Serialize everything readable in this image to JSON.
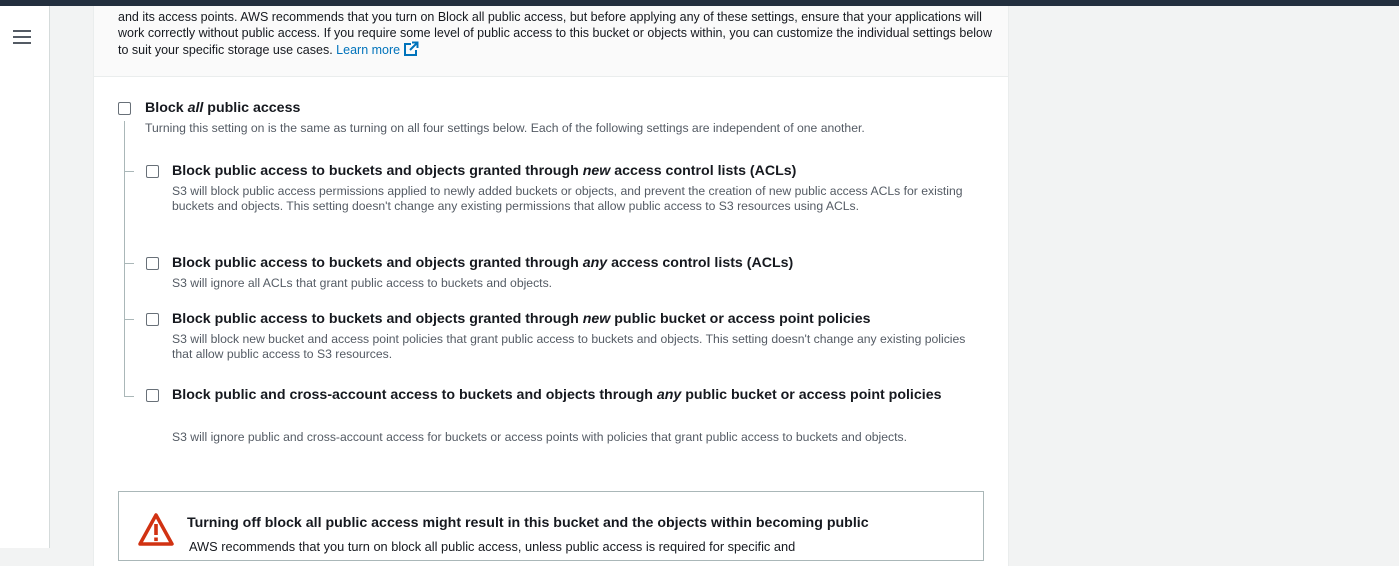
{
  "nav": {
    "menu_icon": "hamburger-menu-icon"
  },
  "intro": {
    "text": "and its access points. AWS recommends that you turn on Block all public access, but before applying any of these settings, ensure that your applications will work correctly without public access. If you require some level of public access to this bucket or objects within, you can customize the individual settings below to suit your specific storage use cases.",
    "learn_more": "Learn more",
    "external_icon": "external-link-icon"
  },
  "block_all": {
    "title_pre": "Block ",
    "title_em": "all",
    "title_post": " public access",
    "description": "Turning this setting on is the same as turning on all four settings below. Each of the following settings are independent of one another.",
    "checked": false
  },
  "settings": [
    {
      "title_pre": "Block public access to buckets and objects granted through ",
      "title_em": "new",
      "title_post": " access control lists (ACLs)",
      "description": "S3 will block public access permissions applied to newly added buckets or objects, and prevent the creation of new public access ACLs for existing buckets and objects. This setting doesn't change any existing permissions that allow public access to S3 resources using ACLs.",
      "checked": false
    },
    {
      "title_pre": "Block public access to buckets and objects granted through ",
      "title_em": "any",
      "title_post": " access control lists (ACLs)",
      "description": "S3 will ignore all ACLs that grant public access to buckets and objects.",
      "checked": false
    },
    {
      "title_pre": "Block public access to buckets and objects granted through ",
      "title_em": "new",
      "title_post": " public bucket or access point policies",
      "description": "S3 will block new bucket and access point policies that grant public access to buckets and objects. This setting doesn't change any existing policies that allow public access to S3 resources.",
      "checked": false
    },
    {
      "title_pre": "Block public and cross-account access to buckets and objects through ",
      "title_em": "any",
      "title_post": " public bucket or access point policies",
      "description": "S3 will ignore public and cross-account access for buckets or access points with policies that grant public access to buckets and objects.",
      "checked": false
    }
  ],
  "warning": {
    "icon": "warning-triangle-icon",
    "title": "Turning off block all public access might result in this bucket and the objects within becoming public",
    "description": "AWS recommends that you turn on block all public access, unless public access is required for specific and"
  },
  "colors": {
    "link": "#0073bb",
    "warning": "#d13212",
    "nav_dark": "#232f3e"
  }
}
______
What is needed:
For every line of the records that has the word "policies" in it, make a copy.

Output below:
      "title_post": " public bucket or access point policies",
      "description": "S3 will block new bucket and access point policies that grant public access to buckets and objects. This setting doesn't change any existing policies that allow public access to S3 resources.",
      "title_post": " public bucket or access point policies",
      "description": "S3 will ignore public and cross-account access for buckets or access points with policies that grant public access to buckets and objects.",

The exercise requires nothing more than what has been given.